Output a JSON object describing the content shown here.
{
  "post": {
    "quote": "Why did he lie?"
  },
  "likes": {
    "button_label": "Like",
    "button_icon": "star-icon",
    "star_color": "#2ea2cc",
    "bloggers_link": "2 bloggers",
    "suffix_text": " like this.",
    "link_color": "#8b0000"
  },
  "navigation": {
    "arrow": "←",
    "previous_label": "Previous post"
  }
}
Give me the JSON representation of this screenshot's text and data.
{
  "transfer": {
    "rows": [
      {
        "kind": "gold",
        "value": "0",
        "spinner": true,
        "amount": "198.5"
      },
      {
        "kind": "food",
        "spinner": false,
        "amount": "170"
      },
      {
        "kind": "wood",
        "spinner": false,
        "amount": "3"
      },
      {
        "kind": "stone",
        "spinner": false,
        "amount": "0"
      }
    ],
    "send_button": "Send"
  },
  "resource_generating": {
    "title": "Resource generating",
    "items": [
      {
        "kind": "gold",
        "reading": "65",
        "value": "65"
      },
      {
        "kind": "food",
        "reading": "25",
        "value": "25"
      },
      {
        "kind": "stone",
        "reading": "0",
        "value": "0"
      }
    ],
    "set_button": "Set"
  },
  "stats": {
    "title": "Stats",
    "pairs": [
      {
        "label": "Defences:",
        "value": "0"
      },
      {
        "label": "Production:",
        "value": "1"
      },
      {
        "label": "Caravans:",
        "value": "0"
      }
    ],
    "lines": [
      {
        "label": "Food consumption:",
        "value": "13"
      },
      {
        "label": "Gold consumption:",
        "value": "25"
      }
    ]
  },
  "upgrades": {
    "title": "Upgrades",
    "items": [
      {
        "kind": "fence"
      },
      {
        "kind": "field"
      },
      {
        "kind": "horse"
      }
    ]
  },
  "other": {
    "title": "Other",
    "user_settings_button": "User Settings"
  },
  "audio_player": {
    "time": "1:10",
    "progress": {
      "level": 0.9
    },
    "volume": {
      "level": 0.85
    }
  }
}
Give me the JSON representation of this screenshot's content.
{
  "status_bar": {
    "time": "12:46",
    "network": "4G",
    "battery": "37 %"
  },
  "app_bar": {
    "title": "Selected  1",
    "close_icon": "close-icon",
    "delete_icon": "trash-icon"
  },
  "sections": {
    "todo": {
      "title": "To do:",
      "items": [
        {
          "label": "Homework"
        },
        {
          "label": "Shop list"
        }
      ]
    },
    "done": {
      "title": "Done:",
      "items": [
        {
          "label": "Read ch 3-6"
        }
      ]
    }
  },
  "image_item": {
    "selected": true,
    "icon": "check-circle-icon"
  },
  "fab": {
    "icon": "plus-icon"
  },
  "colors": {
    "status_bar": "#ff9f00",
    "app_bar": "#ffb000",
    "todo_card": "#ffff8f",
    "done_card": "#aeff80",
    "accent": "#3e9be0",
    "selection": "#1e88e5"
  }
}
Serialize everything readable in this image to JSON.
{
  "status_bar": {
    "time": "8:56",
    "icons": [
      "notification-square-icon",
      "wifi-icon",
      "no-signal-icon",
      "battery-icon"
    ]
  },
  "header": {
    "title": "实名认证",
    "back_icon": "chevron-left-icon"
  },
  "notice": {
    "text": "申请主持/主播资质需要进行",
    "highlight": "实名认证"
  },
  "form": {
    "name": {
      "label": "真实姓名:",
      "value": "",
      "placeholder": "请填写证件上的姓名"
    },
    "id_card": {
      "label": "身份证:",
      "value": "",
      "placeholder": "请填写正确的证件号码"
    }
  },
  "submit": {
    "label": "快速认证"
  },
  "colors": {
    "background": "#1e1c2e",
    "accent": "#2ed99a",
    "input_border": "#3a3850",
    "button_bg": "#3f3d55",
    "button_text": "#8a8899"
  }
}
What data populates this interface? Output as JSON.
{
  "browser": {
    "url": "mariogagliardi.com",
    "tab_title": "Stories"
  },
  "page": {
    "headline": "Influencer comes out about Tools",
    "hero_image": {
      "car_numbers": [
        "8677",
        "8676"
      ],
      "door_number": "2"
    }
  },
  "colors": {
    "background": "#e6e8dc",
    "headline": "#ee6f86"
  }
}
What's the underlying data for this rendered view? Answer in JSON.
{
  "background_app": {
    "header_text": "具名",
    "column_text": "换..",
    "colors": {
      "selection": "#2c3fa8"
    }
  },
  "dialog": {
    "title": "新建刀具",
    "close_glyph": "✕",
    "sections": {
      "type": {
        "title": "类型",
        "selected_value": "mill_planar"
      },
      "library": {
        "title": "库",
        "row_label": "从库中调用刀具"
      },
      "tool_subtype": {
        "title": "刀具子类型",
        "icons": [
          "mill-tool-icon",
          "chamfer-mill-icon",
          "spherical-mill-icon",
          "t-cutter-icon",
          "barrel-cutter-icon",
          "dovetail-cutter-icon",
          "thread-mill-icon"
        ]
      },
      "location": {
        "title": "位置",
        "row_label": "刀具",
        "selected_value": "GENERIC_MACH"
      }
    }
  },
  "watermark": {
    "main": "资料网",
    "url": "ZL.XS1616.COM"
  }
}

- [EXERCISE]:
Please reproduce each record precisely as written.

- [EXERCISE RESPONSE]:
Output a JSON object describing the content shown here.
{
  "post": {
    "quote": "Why did he lie?"
  },
  "likes": {
    "button_label": "Like",
    "button_icon": "star-icon",
    "star_color": "#2ea2cc",
    "bloggers_link": "2 bloggers",
    "suffix_text": " like this.",
    "link_color": "#8b0000"
  },
  "navigation": {
    "arrow": "←",
    "previous_label": "Previous post"
  }
}
Give me the JSON representation of this screenshot's text and data.
{
  "transfer": {
    "rows": [
      {
        "kind": "gold",
        "value": "0",
        "spinner": true,
        "amount": "198.5"
      },
      {
        "kind": "food",
        "spinner": false,
        "amount": "170"
      },
      {
        "kind": "wood",
        "spinner": false,
        "amount": "3"
      },
      {
        "kind": "stone",
        "spinner": false,
        "amount": "0"
      }
    ],
    "send_button": "Send"
  },
  "resource_generating": {
    "title": "Resource generating",
    "items": [
      {
        "kind": "gold",
        "reading": "65",
        "value": "65"
      },
      {
        "kind": "food",
        "reading": "25",
        "value": "25"
      },
      {
        "kind": "stone",
        "reading": "0",
        "value": "0"
      }
    ],
    "set_button": "Set"
  },
  "stats": {
    "title": "Stats",
    "pairs": [
      {
        "label": "Defences:",
        "value": "0"
      },
      {
        "label": "Production:",
        "value": "1"
      },
      {
        "label": "Caravans:",
        "value": "0"
      }
    ],
    "lines": [
      {
        "label": "Food consumption:",
        "value": "13"
      },
      {
        "label": "Gold consumption:",
        "value": "25"
      }
    ]
  },
  "upgrades": {
    "title": "Upgrades",
    "items": [
      {
        "kind": "fence"
      },
      {
        "kind": "field"
      },
      {
        "kind": "horse"
      }
    ]
  },
  "other": {
    "title": "Other",
    "user_settings_button": "User Settings"
  },
  "audio_player": {
    "time": "1:10",
    "progress": {
      "level": 0.9
    },
    "volume": {
      "level": 0.85
    }
  }
}
Give me the JSON representation of this screenshot's content.
{
  "status_bar": {
    "time": "12:46",
    "network": "4G",
    "battery": "37 %"
  },
  "app_bar": {
    "title": "Selected  1",
    "close_icon": "close-icon",
    "delete_icon": "trash-icon"
  },
  "sections": {
    "todo": {
      "title": "To do:",
      "items": [
        {
          "label": "Homework"
        },
        {
          "label": "Shop list"
        }
      ]
    },
    "done": {
      "title": "Done:",
      "items": [
        {
          "label": "Read ch 3-6"
        }
      ]
    }
  },
  "image_item": {
    "selected": true,
    "icon": "check-circle-icon"
  },
  "fab": {
    "icon": "plus-icon"
  },
  "colors": {
    "status_bar": "#ff9f00",
    "app_bar": "#ffb000",
    "todo_card": "#ffff8f",
    "done_card": "#aeff80",
    "accent": "#3e9be0",
    "selection": "#1e88e5"
  }
}
Serialize everything readable in this image to JSON.
{
  "status_bar": {
    "time": "8:56",
    "icons": [
      "notification-square-icon",
      "wifi-icon",
      "no-signal-icon",
      "battery-icon"
    ]
  },
  "header": {
    "title": "实名认证",
    "back_icon": "chevron-left-icon"
  },
  "notice": {
    "text": "申请主持/主播资质需要进行",
    "highlight": "实名认证"
  },
  "form": {
    "name": {
      "label": "真实姓名:",
      "value": "",
      "placeholder": "请填写证件上的姓名"
    },
    "id_card": {
      "label": "身份证:",
      "value": "",
      "placeholder": "请填写正确的证件号码"
    }
  },
  "submit": {
    "label": "快速认证"
  },
  "colors": {
    "background": "#1e1c2e",
    "accent": "#2ed99a",
    "input_border": "#3a3850",
    "button_bg": "#3f3d55",
    "button_text": "#8a8899"
  }
}
What data populates this interface? Output as JSON.
{
  "browser": {
    "url": "mariogagliardi.com",
    "tab_title": "Stories"
  },
  "page": {
    "headline": "Influencer comes out about Tools",
    "hero_image": {
      "car_numbers": [
        "8677",
        "8676"
      ],
      "door_number": "2"
    }
  },
  "colors": {
    "background": "#e6e8dc",
    "headline": "#ee6f86"
  }
}
What's the underlying data for this rendered view? Answer in JSON.
{
  "background_app": {
    "header_text": "具名",
    "column_text": "换..",
    "colors": {
      "selection": "#2c3fa8"
    }
  },
  "dialog": {
    "title": "新建刀具",
    "close_glyph": "✕",
    "sections": {
      "type": {
        "title": "类型",
        "selected_value": "mill_planar"
      },
      "library": {
        "title": "库",
        "row_label": "从库中调用刀具"
      },
      "tool_subtype": {
        "title": "刀具子类型",
        "icons": [
          "mill-tool-icon",
          "chamfer-mill-icon",
          "spherical-mill-icon",
          "t-cutter-icon",
          "barrel-cutter-icon",
          "dovetail-cutter-icon",
          "thread-mill-icon"
        ]
      },
      "location": {
        "title": "位置",
        "row_label": "刀具",
        "selected_value": "GENERIC_MACH"
      }
    }
  },
  "watermark": {
    "main": "资料网",
    "url": "ZL.XS1616.COM"
  }
}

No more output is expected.